Video Presidential Hopefuls Battle for Conservative Hearts and Minds

One after another, presumptive Republican presidential contenders auditioned for conservative support this week at the Conservative Political Action Conference held outside Washington. The rhetoric was tough as a large field of potential candidates tried to woo conservative support with red-meat attacks on President Barack Obama and Democrats in Congress. VOA Political Columnist Jim Malone takes a look.
Video

Video Southern US Cities Preserve Civil Rights Heritage to Boost Tourism

There has been a surge of interest in the American civil rights movement of the 1950s and '60s, thanks in part to the Hollywood motion picture "Selma." Five decades later, communities in the South are embracing the dark chapters of their past with hopes of luring tourism dollars. VOA's Chris Simkins reports.
Video

Video Deep Under Antarctic Ice Sheet, Life!

With the end of summer in the Southern hemisphere, the Antarctic research season is over. Scientists from Northern Illinois University are back in their laboratory after a 3-month expedition on the Ross Ice Shelf, the world’s largest floating ice sheet. As VOA’s Rosanne Skirble reports, they hope to find clues to explain the dynamics of the rapidly melting ice and its impact on sea level rise.

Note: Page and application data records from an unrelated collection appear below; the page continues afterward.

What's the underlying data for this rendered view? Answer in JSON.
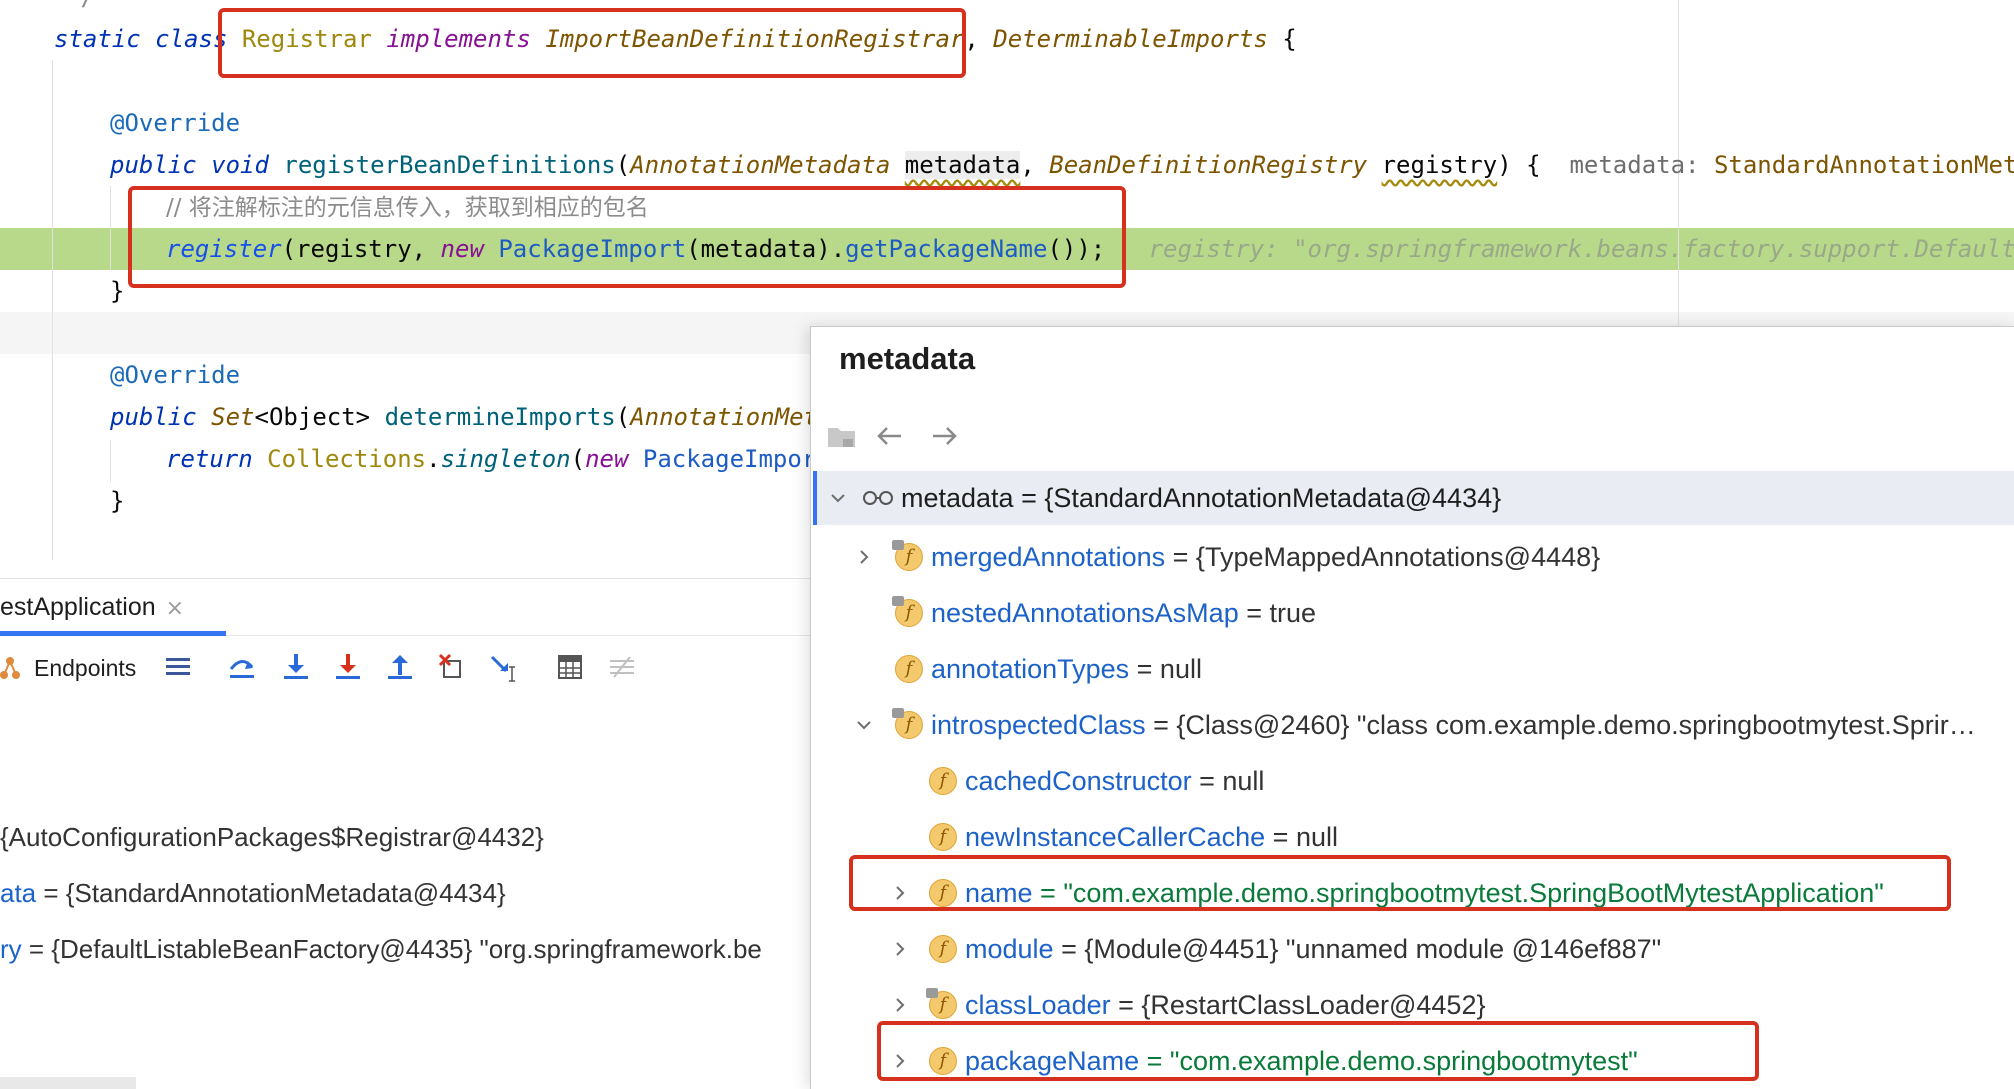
{
  "editor": {
    "code_lines": {
      "l1": {
        "kw1": "static",
        "kw2": "class",
        "cls": "Registrar",
        "impl": "implements",
        "iface1": "ImportBeanDefinitionRegistrar",
        "comma": ",",
        "iface2": "DeterminableImports",
        "brace": " {"
      },
      "l2": {
        "ann": "@Override"
      },
      "l3": {
        "kw1": "public",
        "kw2": "void",
        "fn": "registerBeanDefinitions",
        "p_open": "(",
        "t1": "AnnotationMetadata",
        "a1": "metadata",
        "sep": ", ",
        "t2": "BeanDefinitionRegistry",
        "a2": "registry",
        "close": ") {",
        "hint_label": "metadata: ",
        "hint_value": "StandardAnnotationMetadat"
      },
      "l4": {
        "comment": "// 将注解标注的元信息传入，获取到相应的包名"
      },
      "l5": {
        "fn_call": "register",
        "p1": "(registry, ",
        "kw_new": "new",
        "cls": "PackageImport",
        "p2": "(metadata).",
        "method": "getPackageName",
        "p3": "());",
        "hint": "registry: \"org.springframework.beans.factory.support.DefaultLista"
      },
      "l6": {
        "brace": "}"
      },
      "l7": {
        "ann": "@Override"
      },
      "l8": {
        "kw1": "public",
        "type1": "Set",
        "gen": "<Object>",
        "fn": "determineImports",
        "p_open": "(",
        "t1": "AnnotationMeta"
      },
      "l9": {
        "kw_return": "return",
        "cls": "Collections",
        "dot": ".",
        "method": "singleton",
        "p_open": "(",
        "kw_new": "new",
        "cls2": "PackageImport"
      },
      "l10": {
        "brace": "}"
      }
    }
  },
  "debug": {
    "tab_label": "estApplication",
    "tab_close": "×",
    "toolbar_label": "Endpoints",
    "icons": [
      "endpoints-icon",
      "threads-icon",
      "step-over-icon",
      "step-into-icon",
      "force-step-into-icon",
      "step-out-icon",
      "drop-frame-icon",
      "run-to-cursor-icon",
      "evaluate-icon",
      "trace-icon"
    ],
    "variables": [
      {
        "text": "{AutoConfigurationPackages$Registrar@4432}"
      },
      {
        "name": "ata",
        "value": " = {StandardAnnotationMetadata@4434}"
      },
      {
        "name": "ry",
        "value": " = {DefaultListableBeanFactory@4435} \"org.springframework.be"
      }
    ]
  },
  "popup": {
    "title": "metadata",
    "root": "metadata = {StandardAnnotationMetadata@4434}",
    "rows": [
      {
        "name": "mergedAnnotations",
        "value": " = {TypeMappedAnnotations@4448}"
      },
      {
        "name": "nestedAnnotationsAsMap",
        "value": " = true"
      },
      {
        "name": "annotationTypes",
        "value": " = null"
      },
      {
        "name": "introspectedClass",
        "value": " = {Class@2460} \"class com.example.demo.springbootmytest.Sprir…"
      },
      {
        "name": "cachedConstructor",
        "value": " = null"
      },
      {
        "name": "newInstanceCallerCache",
        "value": " = null"
      },
      {
        "name": "name",
        "value": " = \"com.example.demo.springbootmytest.SpringBootMytestApplication\""
      },
      {
        "name": "module",
        "value": " = {Module@4451} \"unnamed module @146ef887\""
      },
      {
        "name": "classLoader",
        "value": " = {RestartClassLoader@4452}"
      },
      {
        "name": "packageName",
        "value": " = \"com.example.demo.springbootmytest\""
      }
    ],
    "field_badge": "f"
  },
  "colors": {
    "highlight_line": "#b9d98a",
    "accent": "#3574f0",
    "annotation_box": "#d6301e"
  }
}
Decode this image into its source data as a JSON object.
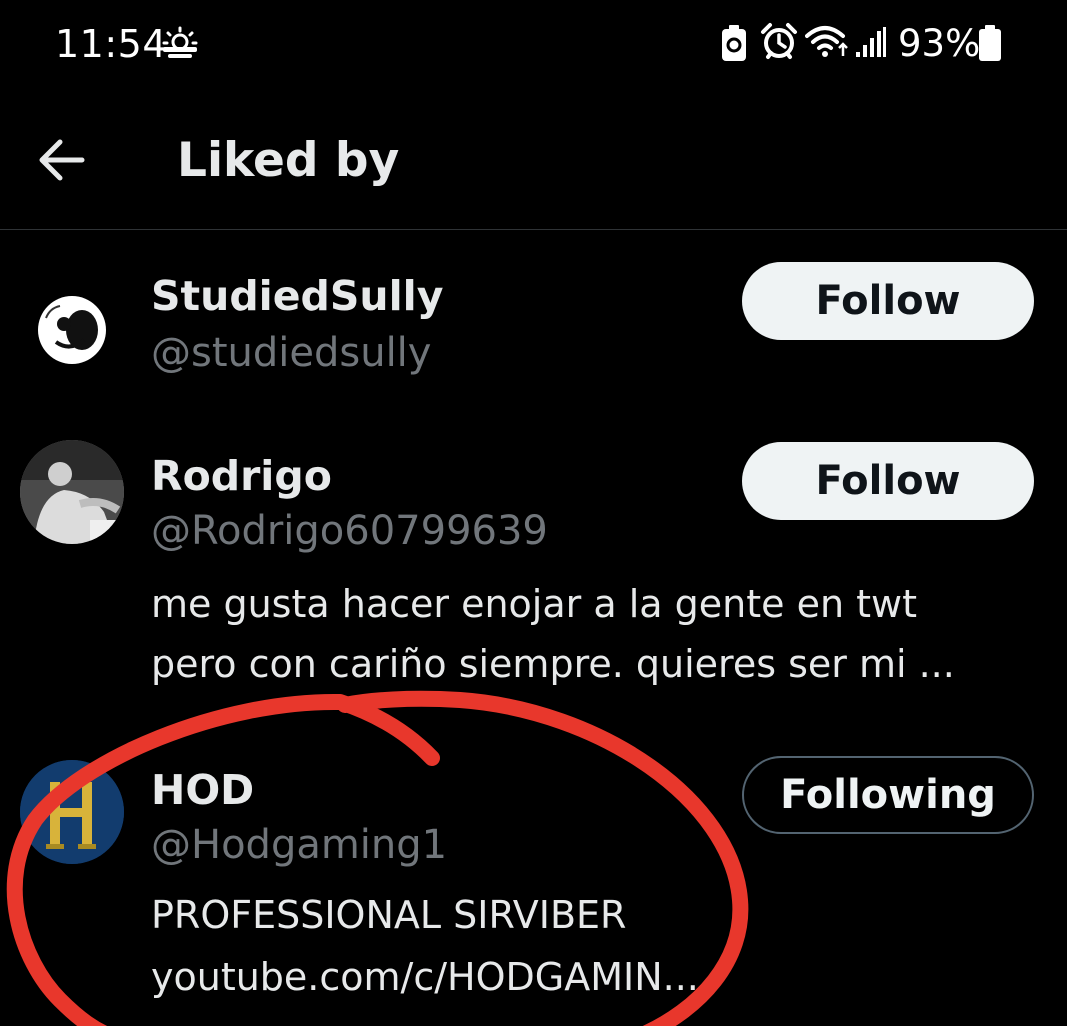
{
  "status_bar": {
    "time": "11:54",
    "battery": "93%",
    "icons": [
      "weather-sun-cloud-icon",
      "battery-saver-icon",
      "alarm-icon",
      "wifi-icon",
      "signal-icon",
      "battery-icon"
    ]
  },
  "header": {
    "back_icon": "arrow-left-icon",
    "title": "Liked by"
  },
  "users": [
    {
      "name": "StudiedSully",
      "handle": "@studiedsully",
      "button": "Follow",
      "bio": []
    },
    {
      "name": "Rodrigo",
      "handle": "@Rodrigo60799639",
      "button": "Follow",
      "bio": [
        "me gusta hacer enojar a la gente en twt",
        "pero con cariño siempre. quieres ser mi ..."
      ]
    },
    {
      "name": "HOD",
      "handle": "@Hodgaming1",
      "button": "Following",
      "bio": [
        "PROFESSIONAL SIRVIBER",
        "youtube.com/c/HODGAMIN..."
      ]
    }
  ],
  "colors": {
    "background": "#000000",
    "text": "#e7e9ea",
    "muted": "#71767b",
    "annotation": "#e8372c"
  }
}
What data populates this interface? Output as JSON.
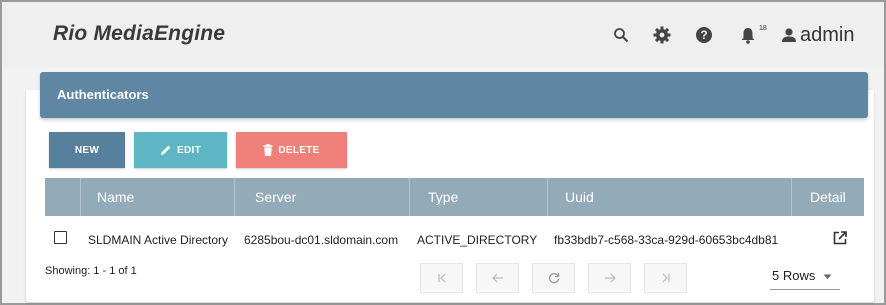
{
  "app": {
    "title": "Rio MediaEngine",
    "notification_count": "18",
    "user": "admin",
    "icons": [
      "search-icon",
      "gear-icon",
      "help-icon",
      "bell-icon",
      "user-icon"
    ]
  },
  "panel": {
    "title": "Authenticators"
  },
  "toolbar": {
    "new_label": "NEW",
    "edit_label": "EDIT",
    "delete_label": "DELETE",
    "colors": {
      "new": "#56809c",
      "edit": "#5eb5c3",
      "delete": "#f0807a"
    }
  },
  "table": {
    "columns": [
      "Name",
      "Server",
      "Type",
      "Uuid",
      "Detail"
    ],
    "rows": [
      {
        "name": "SLDMAIN Active Directory",
        "server": "6285bou-dc01.sldomain.com",
        "type": "ACTIVE_DIRECTORY",
        "uuid": "fb33bdb7-c568-33ca-929d-60653bc4db81"
      }
    ]
  },
  "footer": {
    "showing": "Showing: 1 - 1 of 1",
    "rows_per_page": "5 Rows",
    "pager_icons": [
      "first-page-icon",
      "prev-page-icon",
      "refresh-icon",
      "next-page-icon",
      "last-page-icon"
    ]
  }
}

All About America

Circumventing Censorship

An Internet Primer for Healthy Web Habits

As surveillance and censoring technologies advance, so, too, do new tools for your computer or mobile device that help protect your privacy and break through Internet censorship.
More